West Nile Virus (WNV) is a single stranded positive sense RNA virus of the genus Flavivirus. The 11Kb RNA genome is translated in the cytoplasm as a polyprotein and processed to yield 3 structural (Capsid C, Premembrane prM/membrane M and Envelope E) and seven non-structural (NS1, NS2A, NS2B, NS3, NS4A, NS4B and NS5) proteins . Co-expression of prM and E proteins alone is sufficient for production of recombinant VLPs  that are similar to infectious virions in antigenic properties and have been commonly used to study virus assembly and budding. Although the field of Flavivirus assembly and release remains in its infancy, recent reports have identified certain residues in the prM that are important for WNV particle secretion [3, 4]. It is known that WNV genome replication occurs in the cytoplasm in the perinuclear region and virus particles assemble and bud into the Endoplasmic Reticulum (ER) lumen. Subsequently virions are transported to the plasma membrane (PM) via the cellular secretory pathway to be released from cells by exocytosis [5–8].
Following the synthesis of viral genome and proteins, enveloped viruses utilize cellular membranes to bud from infected cells. This is often facilitated by the presence of certain conserved motifs within viral proteins and their ability to interact with the cellular processes/machinery. The best known example of this process is the interaction of retroviral late domain motifs with components of the ESCRT (Endosomal Sorting Complex Required for Transport) sorting machinery to promote budding. Three types of consensus late domain motifs have been identified thus far: (i) the PT/SAP motif recruits the ESCRT-1 component Tsg101 (Tumor Susceptibility growth factor 101) [9, 10], (ii) the YXXL late domain motif interacts with the ESCRT associated protein Alix [11, 12] and the (iii) PPXY late domain motif binds to the Nedd4 family of E3 ubiquitin ligases that are involved in cargo recruitment during Multivesicular Body (MVB) formation [13, 14]. Besides retroviruses, late domain motifs have also been identified in other enveloped viruses like rhabdoviruses (vesicular stomatitis virus, rabies virus) [15–17], filoviruses (ebola, marburg) [18–22], arenaviruses (lymphocytic choriomeningitis virus, lassa virus) [23, 24], paramyxoviruses (Nipah virus, Sendai virus) [25, 26] and DNA viruses like hepatitis B virus, vaccinia virus, herpes simplex virus-1 and Epstein Barr virus [27–33]. Amongst flaviviruses, the NS3 of Japanese encephalitis virus (JEV) has been shown to associate with Tsg101  while the yellow fever virus (YFV) NS3 has been shown to interact with Alix  assisting in virus release. However, currently there is no information on the presence of late domains in WNV proteins.

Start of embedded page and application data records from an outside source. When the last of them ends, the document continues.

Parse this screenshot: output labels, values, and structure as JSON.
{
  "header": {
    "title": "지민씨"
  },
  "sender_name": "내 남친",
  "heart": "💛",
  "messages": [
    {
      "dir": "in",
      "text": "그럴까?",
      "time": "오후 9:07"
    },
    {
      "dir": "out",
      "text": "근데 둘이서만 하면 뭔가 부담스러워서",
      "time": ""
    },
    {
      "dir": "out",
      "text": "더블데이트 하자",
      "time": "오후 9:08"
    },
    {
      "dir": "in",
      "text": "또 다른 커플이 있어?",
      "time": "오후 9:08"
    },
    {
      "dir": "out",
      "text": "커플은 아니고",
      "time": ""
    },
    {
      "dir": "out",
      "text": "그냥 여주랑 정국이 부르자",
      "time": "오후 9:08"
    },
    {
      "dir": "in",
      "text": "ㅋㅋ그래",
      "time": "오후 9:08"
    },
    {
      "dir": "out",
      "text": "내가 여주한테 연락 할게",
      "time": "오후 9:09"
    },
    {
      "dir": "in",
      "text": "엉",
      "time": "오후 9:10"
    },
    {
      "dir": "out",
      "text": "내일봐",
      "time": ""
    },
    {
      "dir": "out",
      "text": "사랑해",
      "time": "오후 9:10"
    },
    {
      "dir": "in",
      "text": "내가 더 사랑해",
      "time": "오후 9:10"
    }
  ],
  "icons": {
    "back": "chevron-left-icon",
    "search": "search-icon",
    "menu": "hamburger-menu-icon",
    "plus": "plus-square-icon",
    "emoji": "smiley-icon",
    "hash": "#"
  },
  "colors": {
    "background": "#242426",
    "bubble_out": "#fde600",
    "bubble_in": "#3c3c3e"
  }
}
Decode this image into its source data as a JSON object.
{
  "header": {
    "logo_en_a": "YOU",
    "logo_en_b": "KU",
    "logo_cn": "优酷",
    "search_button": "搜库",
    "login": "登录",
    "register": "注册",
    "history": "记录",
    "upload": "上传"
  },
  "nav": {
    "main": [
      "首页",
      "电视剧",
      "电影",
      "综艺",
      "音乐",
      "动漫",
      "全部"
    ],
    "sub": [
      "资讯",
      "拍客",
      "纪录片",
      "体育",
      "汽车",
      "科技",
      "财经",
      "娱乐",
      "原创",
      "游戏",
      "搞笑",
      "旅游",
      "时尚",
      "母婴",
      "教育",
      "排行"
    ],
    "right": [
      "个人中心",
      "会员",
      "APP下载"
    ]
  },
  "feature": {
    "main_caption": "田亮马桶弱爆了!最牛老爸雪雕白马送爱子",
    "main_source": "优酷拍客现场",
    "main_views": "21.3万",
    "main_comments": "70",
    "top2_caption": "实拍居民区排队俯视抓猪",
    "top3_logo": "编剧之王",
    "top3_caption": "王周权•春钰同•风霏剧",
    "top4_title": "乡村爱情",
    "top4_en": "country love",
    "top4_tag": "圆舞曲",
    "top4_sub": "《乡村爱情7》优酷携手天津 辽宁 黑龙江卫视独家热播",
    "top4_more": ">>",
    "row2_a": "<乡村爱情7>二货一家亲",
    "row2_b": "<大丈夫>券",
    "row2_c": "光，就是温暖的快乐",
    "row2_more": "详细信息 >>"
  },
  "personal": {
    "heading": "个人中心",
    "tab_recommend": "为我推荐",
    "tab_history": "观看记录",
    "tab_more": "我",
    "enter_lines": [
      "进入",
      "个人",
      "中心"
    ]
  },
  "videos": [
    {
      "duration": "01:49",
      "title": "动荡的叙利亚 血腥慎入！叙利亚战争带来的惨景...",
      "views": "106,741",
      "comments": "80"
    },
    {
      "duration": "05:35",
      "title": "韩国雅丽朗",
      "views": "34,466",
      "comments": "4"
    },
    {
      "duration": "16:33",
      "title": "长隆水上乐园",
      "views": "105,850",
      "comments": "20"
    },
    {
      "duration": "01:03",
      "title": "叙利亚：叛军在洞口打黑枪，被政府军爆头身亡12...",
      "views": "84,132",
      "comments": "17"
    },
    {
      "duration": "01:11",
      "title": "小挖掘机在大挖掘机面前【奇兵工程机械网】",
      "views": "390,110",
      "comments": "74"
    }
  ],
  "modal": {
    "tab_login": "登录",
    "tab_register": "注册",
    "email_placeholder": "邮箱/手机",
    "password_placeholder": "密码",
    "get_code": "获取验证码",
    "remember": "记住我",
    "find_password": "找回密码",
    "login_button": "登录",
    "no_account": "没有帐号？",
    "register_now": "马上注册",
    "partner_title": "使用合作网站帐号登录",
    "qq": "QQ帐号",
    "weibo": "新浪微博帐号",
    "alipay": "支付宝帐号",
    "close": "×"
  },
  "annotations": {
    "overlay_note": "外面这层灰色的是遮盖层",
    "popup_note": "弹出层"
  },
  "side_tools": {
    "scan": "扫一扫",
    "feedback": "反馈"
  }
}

The process of WNV budding into the lumen of the ER is topologically similar to the process of MVB biogenesis in that both occur in a direction that is away from the cytosol. MVB biogenesis is mediated by the family of ESCRT proteins namely ESCRT-0, -I, -II and -III and other associated proteins like Alix/AIP1. The membrane associated ESCRT-III complexes are finally disassembled and recycled by the ATPase Vps4. A number of enveloped viruses via the conserved late (L) domain motifs that mimic similar motifs in cellular proteins are able to recruit the ESCRT machinery to the site of virus budding . Disruption of L domain motifs or their function leads to defects in the final (late) stages of virus budding characterized by the tethering of virions to the cell surface [9, 14, 36, 37]. Most data on the role of ESCRT proteins and viral late domain motifs has come from research on retroviruses that primarily bud from the plasma membrane. Although there are reports that NS3 of other Flaviviruses can interact with ESCRT components [34, 35] there are no such reports for WNV. Furthermore, it is not known whether any late domain like motifs are present in WNV structural proteins especially E protein that is essential for assembly into virus like particles .